This is Pop’s latest video post. It’s from his Halloween Week performance at the Magic Castle. You can catch his blog at pophaydn.wordpress.com. Once again, as much as a great magician, he’s a great performer. Hell, even without watching his tricks, I can listen to the patter and laugh.
Korean magician Eun Gyeol Lee (www.magicunlimited.com/international-artists/eun-gyeol-lee-kor) has won multiple international magic awards, including two FISM awards (awarded in 2003 for Manipulation and 2006 for General Magic). This is the act he won with at FISM in 2006. The pace is fast and impressive and the amount of magic he packs into his routine just blows me away.
Ukrainian magician Viktor Voitko (www.magic-voitko.com) is an international award winner. His “Flying Linking Rings” routine won him a FISM in 1994. Beautiful presentation combining levitation and ring manipulation. When watching Linking Ring routines, I’m usually pulling the pieces apart of the routine in my mind, but this is one of those instances that I just have to sit back and enjoy the magic.

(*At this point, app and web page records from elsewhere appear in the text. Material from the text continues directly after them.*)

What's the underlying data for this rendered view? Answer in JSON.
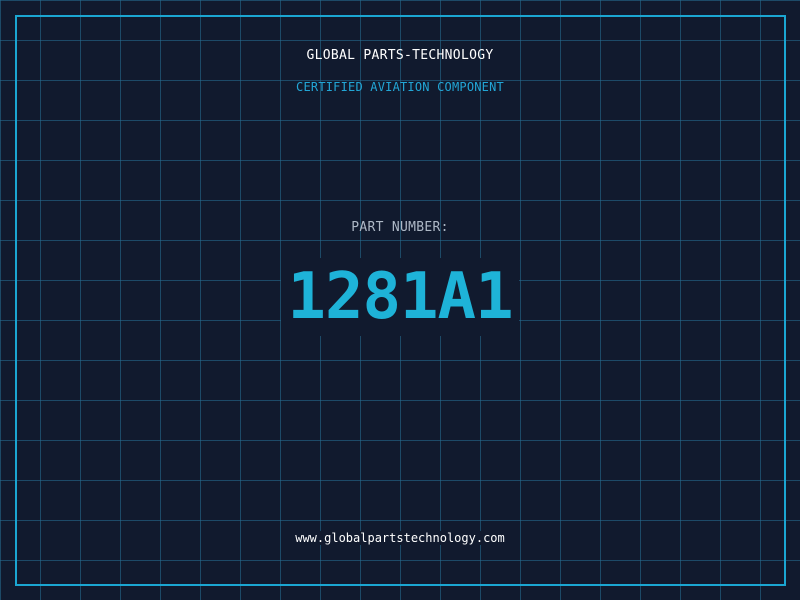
{
  "header": {
    "company": "GLOBAL PARTS-TECHNOLOGY",
    "subtitle": "CERTIFIED AVIATION COMPONENT"
  },
  "part": {
    "label": "PART NUMBER:",
    "number": "1281A1"
  },
  "footer": {
    "url": "www.globalpartstechnology.com"
  },
  "colors": {
    "background": "#111a2e",
    "grid": "#267096",
    "frame": "#1ba6d2",
    "accent": "#1eb3d8"
  }
}
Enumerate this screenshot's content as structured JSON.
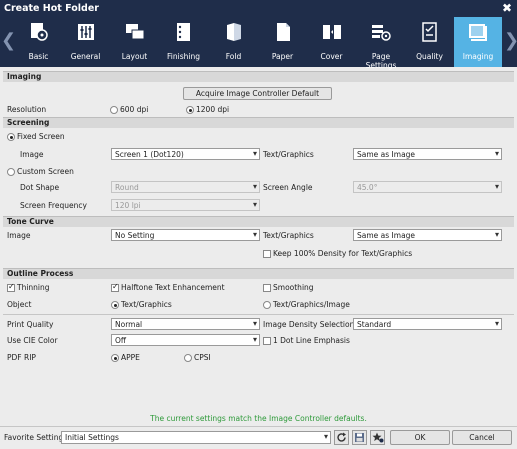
{
  "window": {
    "title": "Create Hot Folder",
    "close_glyph": "✖"
  },
  "tabs": [
    {
      "label": "Basic",
      "icon": "basic-icon"
    },
    {
      "label": "General",
      "icon": "general-icon"
    },
    {
      "label": "Layout",
      "icon": "layout-icon"
    },
    {
      "label": "Finishing",
      "icon": "finishing-icon"
    },
    {
      "label": "Fold",
      "icon": "fold-icon"
    },
    {
      "label": "Paper",
      "icon": "paper-icon"
    },
    {
      "label": "Cover",
      "icon": "cover-icon"
    },
    {
      "label": "Page Settings",
      "icon": "page-settings-icon"
    },
    {
      "label": "Quality",
      "icon": "quality-icon"
    },
    {
      "label": "Imaging",
      "icon": "imaging-icon",
      "active": true
    }
  ],
  "imaging": {
    "header": "Imaging",
    "acquire_button": "Acquire Image Controller Default",
    "resolution": {
      "label": "Resolution",
      "options": [
        "600 dpi",
        "1200 dpi"
      ],
      "selected": "1200 dpi"
    }
  },
  "screening": {
    "header": "Screening",
    "fixed_screen": "Fixed Screen",
    "image_label": "Image",
    "image_value": "Screen 1 (Dot120)",
    "text_graphics_label": "Text/Graphics",
    "text_graphics_value": "Same as Image",
    "custom_screen": "Custom Screen",
    "dot_shape_label": "Dot Shape",
    "dot_shape_value": "Round",
    "screen_angle_label": "Screen Angle",
    "screen_angle_value": "45.0°",
    "screen_frequency_label": "Screen Frequency",
    "screen_frequency_value": "120 lpi",
    "selected": "Fixed Screen"
  },
  "tone_curve": {
    "header": "Tone Curve",
    "image_label": "Image",
    "image_value": "No Setting",
    "text_graphics_label": "Text/Graphics",
    "text_graphics_value": "Same as Image",
    "keep_density": "Keep 100% Density for Text/Graphics",
    "keep_density_checked": false
  },
  "outline_process": {
    "header": "Outline Process",
    "thinning": "Thinning",
    "thinning_checked": true,
    "halftone": "Halftone Text Enhancement",
    "halftone_checked": true,
    "smoothing": "Smoothing",
    "smoothing_checked": false,
    "object_label": "Object",
    "object_options": [
      "Text/Graphics",
      "Text/Graphics/Image"
    ],
    "object_selected": "Text/Graphics"
  },
  "quality": {
    "print_quality_label": "Print Quality",
    "print_quality_value": "Normal",
    "density_label": "Image Density Selection",
    "density_value": "Standard",
    "cie_label": "Use CIE Color",
    "cie_value": "Off",
    "one_dot": "1 Dot Line Emphasis",
    "one_dot_checked": false,
    "pdf_rip_label": "PDF RIP",
    "pdf_rip_options": [
      "APPE",
      "CPSI"
    ],
    "pdf_rip_selected": "APPE"
  },
  "status_text": "The current settings match the Image Controller defaults.",
  "footer": {
    "favorite_label": "Favorite Setting",
    "favorite_value": "Initial Settings",
    "ok": "OK",
    "cancel": "Cancel"
  },
  "colors": {
    "title_bar": "#1f2d4a",
    "active_tab": "#55b3e4",
    "status_green": "#2e9a3a"
  }
}
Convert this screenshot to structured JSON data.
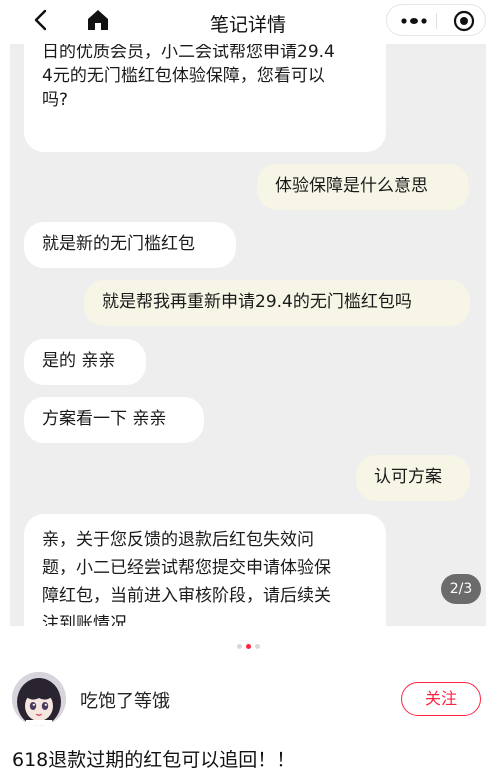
{
  "nav": {
    "title": "笔记详情",
    "back_icon": "chevron-left-icon",
    "home_icon": "home-icon",
    "more_icon": "more-dots-icon",
    "target_icon": "target-icon"
  },
  "chat": {
    "messages": [
      {
        "side": "left",
        "lines": [
          "日的优质会员，小二会试帮您申请29.4",
          "4元的无门槛红包体验保障，您看可以",
          "吗?"
        ]
      },
      {
        "side": "right",
        "lines": [
          "体验保障是什么意思"
        ]
      },
      {
        "side": "left",
        "lines": [
          "就是新的无门槛红包"
        ]
      },
      {
        "side": "right",
        "lines": [
          "就是帮我再重新申请29.4的无门槛红包吗"
        ]
      },
      {
        "side": "left",
        "lines": [
          "是的 亲亲"
        ]
      },
      {
        "side": "left",
        "lines": [
          "方案看一下 亲亲"
        ]
      },
      {
        "side": "right",
        "lines": [
          "认可方案"
        ]
      },
      {
        "side": "left",
        "lines": [
          "亲，关于您反馈的退款后红包失效问",
          "题，小二已经尝试帮您提交申请体验保",
          "障红包，当前进入审核阶段，请后续关",
          "注到账情况"
        ]
      }
    ],
    "pager": "2/3"
  },
  "carousel": {
    "count": 3,
    "active": 1
  },
  "author": {
    "name": "吃饱了等饿",
    "follow_label": "关注"
  },
  "note": {
    "title": "618退款过期的红包可以追回！！"
  },
  "colors": {
    "accent": "#ff2442",
    "chat_bg": "#eeeeef",
    "right_bubble": "#f7f5e6"
  }
}
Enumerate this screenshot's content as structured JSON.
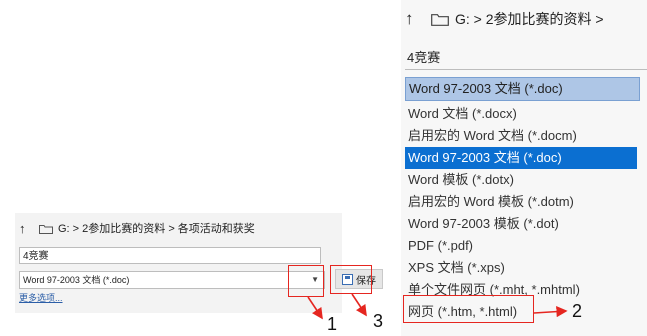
{
  "left_dialog": {
    "path": "G: > 2参加比赛的资料 > 各项活动和获奖",
    "filename": "4竞赛",
    "file_type": "Word 97-2003 文档 (*.doc)",
    "more_options": "更多选项...",
    "save_label": "保存"
  },
  "right_dialog": {
    "path": "G: > 2参加比赛的资料 >",
    "filename": "4竞赛",
    "selected_type": "Word 97-2003 文档 (*.doc)",
    "types": [
      "Word 文档 (*.docx)",
      "启用宏的 Word 文档 (*.docm)",
      "Word 97-2003 文档 (*.doc)",
      "Word 模板 (*.dotx)",
      "启用宏的 Word 模板 (*.dotm)",
      "Word 97-2003 模板 (*.dot)",
      "PDF (*.pdf)",
      "XPS 文档 (*.xps)",
      "单个文件网页 (*.mht, *.mhtml)",
      "网页 (*.htm, *.html)"
    ],
    "highlighted_index": 2
  },
  "annotations": {
    "label_1": "1",
    "label_2": "2",
    "label_3": "3"
  },
  "colors": {
    "annotation_red": "#e52620",
    "highlight_blue": "#0b6fd1",
    "selected_bg": "#aec6e6"
  }
}
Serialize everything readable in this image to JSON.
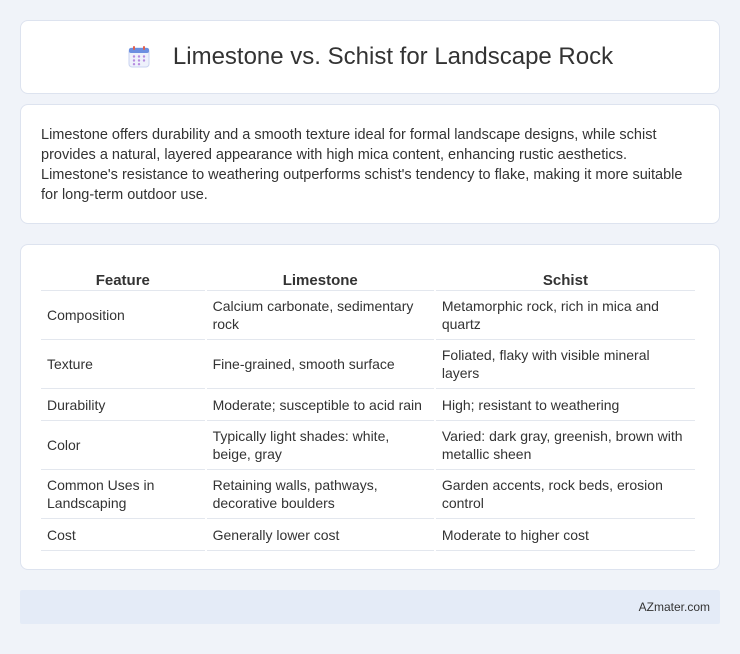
{
  "header": {
    "icon": "calendar-icon",
    "title": "Limestone vs. Schist for Landscape Rock"
  },
  "intro": {
    "text": "Limestone offers durability and a smooth texture ideal for formal landscape designs, while schist provides a natural, layered appearance with high mica content, enhancing rustic aesthetics. Limestone's resistance to weathering outperforms schist's tendency to flake, making it more suitable for long-term outdoor use."
  },
  "table": {
    "headers": [
      "Feature",
      "Limestone",
      "Schist"
    ],
    "rows": [
      [
        "Composition",
        "Calcium carbonate, sedimentary rock",
        "Metamorphic rock, rich in mica and quartz"
      ],
      [
        "Texture",
        "Fine-grained, smooth surface",
        "Foliated, flaky with visible mineral layers"
      ],
      [
        "Durability",
        "Moderate; susceptible to acid rain",
        "High; resistant to weathering"
      ],
      [
        "Color",
        "Typically light shades: white, beige, gray",
        "Varied: dark gray, greenish, brown with metallic sheen"
      ],
      [
        "Common Uses in Landscaping",
        "Retaining walls, pathways, decorative boulders",
        "Garden accents, rock beds, erosion control"
      ],
      [
        "Cost",
        "Generally lower cost",
        "Moderate to higher cost"
      ]
    ]
  },
  "footer": {
    "text": "AZmater.com"
  },
  "colors": {
    "background": "#f0f3f9",
    "card": "#ffffff",
    "footer": "#e4ebf7",
    "icon_accent": "#6c8fe0"
  }
}
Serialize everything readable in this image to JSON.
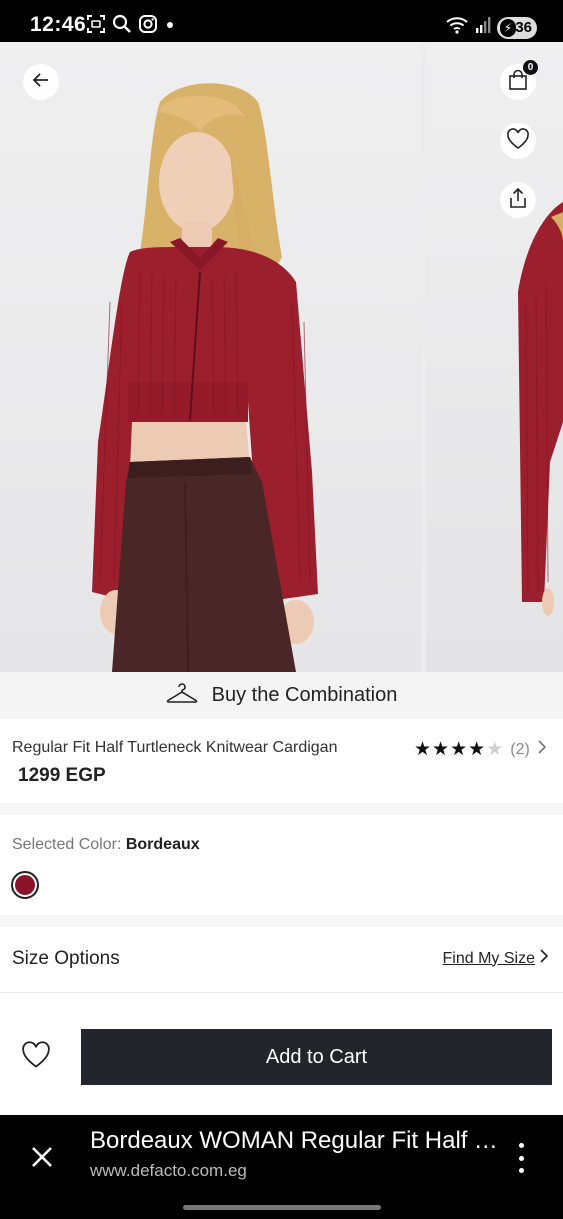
{
  "status_bar": {
    "time": "12:46",
    "battery": "36",
    "icons": [
      "screenshot-icon",
      "search-icon",
      "instagram-icon",
      "dot-icon",
      "wifi-icon",
      "signal-icon",
      "battery-charging-icon"
    ]
  },
  "gallery": {
    "cart_count": "0"
  },
  "combination": {
    "label": "Buy the Combination"
  },
  "product": {
    "title": "Regular Fit Half Turtleneck Knitwear Cardigan",
    "price": "1299 EGP",
    "rating_stars": 4,
    "rating_max": 5,
    "rating_count": "(2)"
  },
  "color": {
    "label": "Selected Color:",
    "value": "Bordeaux",
    "swatch_hex": "#8a1427"
  },
  "size": {
    "title": "Size Options",
    "find_my_size": "Find My Size"
  },
  "cart_bar": {
    "add_to_cart": "Add to Cart"
  },
  "browser": {
    "page_title": "Bordeaux WOMAN Regular Fit Half Turtleneck Knitwear Cardigan",
    "url": "www.defacto.com.eg"
  },
  "colors": {
    "accent_dark": "#22252b",
    "star": "#111111",
    "star_empty": "#cfcfcf",
    "garment": "#9c1f2e",
    "skirt": "#4a2626"
  }
}
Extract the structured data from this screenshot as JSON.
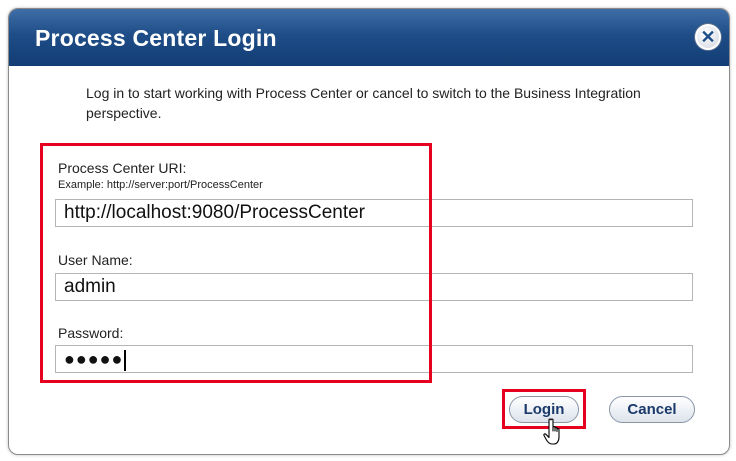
{
  "dialog": {
    "title": "Process Center Login",
    "intro_text": "Log in to start working with Process Center or cancel to switch to the Business Integration perspective."
  },
  "fields": {
    "uri_label": "Process Center URI:",
    "uri_example": "Example: http://server:port/ProcessCenter",
    "uri_value": "http://localhost:9080/ProcessCenter",
    "username_label": "User Name:",
    "username_value": "admin",
    "password_label": "Password:",
    "password_masked": "●●●●●"
  },
  "buttons": {
    "login": "Login",
    "cancel": "Cancel"
  },
  "icons": {
    "close": "close-icon",
    "cursor": "hand-pointer-icon"
  },
  "colors": {
    "titlebar": "#1f4d87",
    "highlight": "#e5001f"
  }
}
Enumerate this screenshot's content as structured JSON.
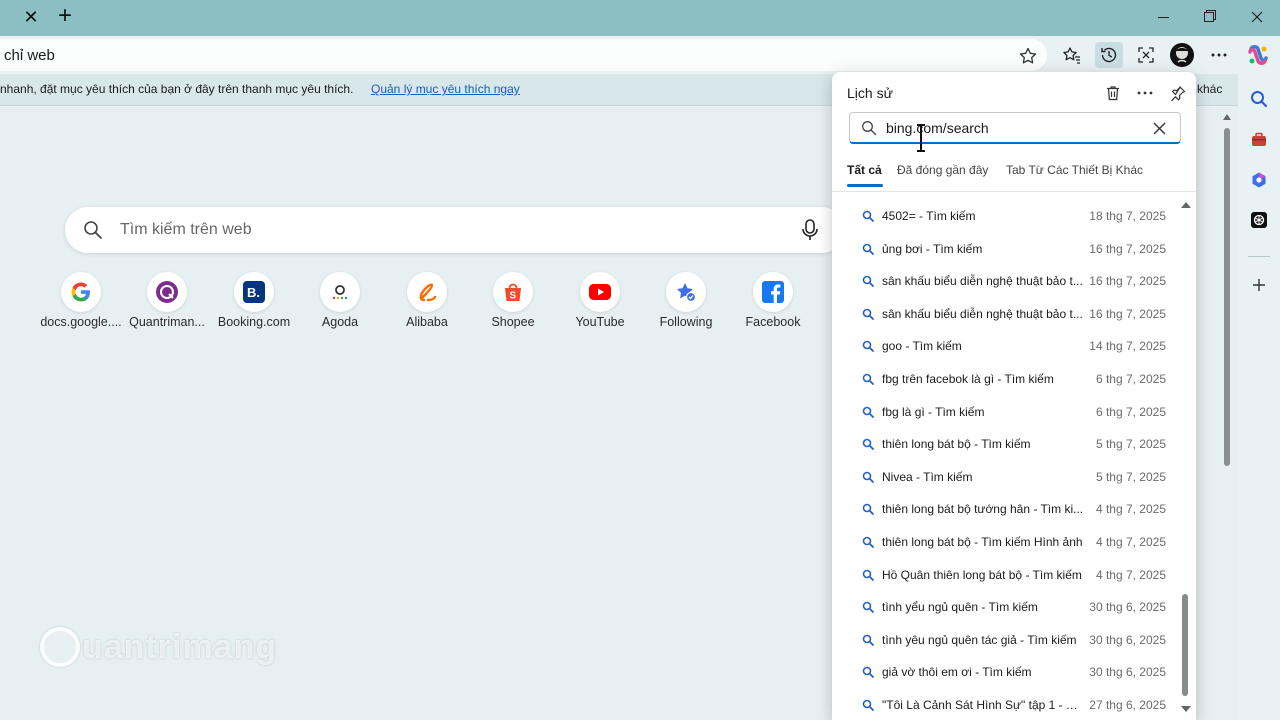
{
  "tabstrip": {
    "close_glyph": "✕",
    "new_tab_glyph": "+"
  },
  "omnibox": {
    "text": "chỉ web"
  },
  "infobar": {
    "text": "nhanh, đặt mục yêu thích của bạn ở đây trên thanh mục yêu thích.",
    "link": "Quản lý mục yêu thích ngay",
    "other": "khác"
  },
  "new_tab_page": {
    "search_placeholder": "Tìm kiếm trên web",
    "tiles": [
      {
        "label": "docs.google....",
        "icon": "google-icon"
      },
      {
        "label": "Quantriman...",
        "icon": "quantrimang-icon"
      },
      {
        "label": "Booking.com",
        "icon": "booking-icon"
      },
      {
        "label": "Agoda",
        "icon": "agoda-icon"
      },
      {
        "label": "Alibaba",
        "icon": "alibaba-icon"
      },
      {
        "label": "Shopee",
        "icon": "shopee-icon"
      },
      {
        "label": "YouTube",
        "icon": "youtube-icon"
      },
      {
        "label": "Following",
        "icon": "following-icon"
      },
      {
        "label": "Facebook",
        "icon": "facebook-icon"
      }
    ],
    "watermark": "uantrimang"
  },
  "history": {
    "title": "Lịch sử",
    "search_value": "bing.com/search",
    "tabs": [
      {
        "label": "Tất cả",
        "active": true
      },
      {
        "label": "Đã đóng gần đây",
        "active": false
      },
      {
        "label": "Tab Từ Các Thiết Bị Khác",
        "active": false
      }
    ],
    "items": [
      {
        "title": "4502= - Tìm kiếm",
        "date": "18 thg 7, 2025"
      },
      {
        "title": "ủng bơi - Tìm kiếm",
        "date": "16 thg 7, 2025"
      },
      {
        "title": "sân khấu biểu diễn nghệ thuật bảo t...",
        "date": "16 thg 7, 2025"
      },
      {
        "title": "sân khấu biểu diễn nghệ thuật bảo t...",
        "date": "16 thg 7, 2025"
      },
      {
        "title": "goo - Tìm kiếm",
        "date": "14 thg 7, 2025"
      },
      {
        "title": "fbg trên facebok là gì - Tìm kiếm",
        "date": "6 thg 7, 2025"
      },
      {
        "title": "fbg là gì - Tìm kiếm",
        "date": "6 thg 7, 2025"
      },
      {
        "title": "thiên long bát bộ - Tìm kiếm",
        "date": "5 thg 7, 2025"
      },
      {
        "title": "Nivea - Tìm kiếm",
        "date": "5 thg 7, 2025"
      },
      {
        "title": "thiên long bát bộ tướng hân - Tìm ki...",
        "date": "4 thg 7, 2025"
      },
      {
        "title": "thiên long bát bộ - Tìm kiếm Hình ảnh",
        "date": "4 thg 7, 2025"
      },
      {
        "title": "Hồ Quân thiên long bát bộ - Tìm kiếm",
        "date": "4 thg 7, 2025"
      },
      {
        "title": "tình yểu ngủ quên - Tìm kiếm",
        "date": "30 thg 6, 2025"
      },
      {
        "title": "tình yêu ngủ quên tác giả - Tìm kiếm",
        "date": "30 thg 6, 2025"
      },
      {
        "title": "giả vờ thôi em ơi - Tìm kiếm",
        "date": "30 thg 6, 2025"
      },
      {
        "title": "\"Tôi Là Cảnh Sát Hình Sự\" tập 1 - Tì...",
        "date": "27 thg 6, 2025"
      }
    ]
  },
  "colors": {
    "tabstrip": "#8bbfc3",
    "page_bg": "#e6f0f3",
    "accent": "#0f6cbd"
  }
}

In 2009, Japanese magician Yo Kato won first place at the Beijing FISM for Manipulation. Here is his Wand Manipulation routine, and it is as fun as it is impressive. There’s some clearer footage from French television, but I’ve gone with this footage because the “Le Plus Grand Cabaret du monde” footage just has too much in the way of audience reaction shots. I mean, seriously, we can hear the audience applause. We don’t need to see them. Leave the camera shots on the magician.
The Coney Island Fakir himself, Al Flosso (1895 – 1976). He has been mentioned by many magicians as one of their inspirations. This is the best footage I have been able to find of him, and most prominent in this routine is his performance of “The Miser’s Dream.” I have another take on this routine on deck for a later Dose, but the way he keeps the routine rolling and pretty much works over the boy from the crowd is stellar. It’s the beauty of seeing an old vaudevillian at work. Flosso was one of the greats.
In 1994, Penn & Teller (www.pennandteller.com) had a BBC show, “The Unpleasant World of Penn & Teller.” In this trick, using cards and a water chamber, they perform what should be a typical card trick for John Cleese. They’ve performed this trick many time in their stage act, but adding the extra layer of John Cleese to it just sends me into a minor geekgasm. Having notable guests on stage may be a bit of stunt-casting, but when it’s the right person, well, it’s just right.
At long last, I now own a spring animal rabbit. (Those of you familiar with Rocky the Raccoon know what I’m talking about.) Yes, I’m now anxious to work out my own Rabbit from the Hat routine, and though I’m not going to reproduce Paul Daniels’ routine, it certainly is an inspiration. Paul, to me, is always as funny as he is brilliant. Sadly, he never made as much of a name for himself on this side of the pond as he did in Great Britain. Our loss, but at least there’s YouTube.
I’ve been reworking my routine with the Linking Rings. For me, at this point, I like using the rings in more of a comedy setting. One of my favorite routines for this is from Whit “Pop” Haydn (www.pophaydn.com). When he took on the Pop Haydn stage persona, Pop went from being a great magician to a great showman. I may have posted a link to this earlier on in Facebook, but in this blog venue, it is certainly worth revisiting. In my case, visiting over and over.
Gary ‘Gazzo’ Osbourne (www.gazzoshow.com) is probably the current King of Busking Magicians. From performing all over the world to getting kicked out of the Magic Castle for being too belligerent with the audience, he’s great to watch. Many street magicians have adopted his Cups and Balls routine, even going pretty much word for word with the patter. This was his appearance on “Penn & Teller: Fool Us,” and Penn’s compliment at the end was about the best honor they could bestow on him. Gazzo’s act on the street is over 24 minutes, but he shortened it up for the show (also, he doesn’t play around as much with the crowd as when he’s working the streets). This is, though, the best footage I know of of his act.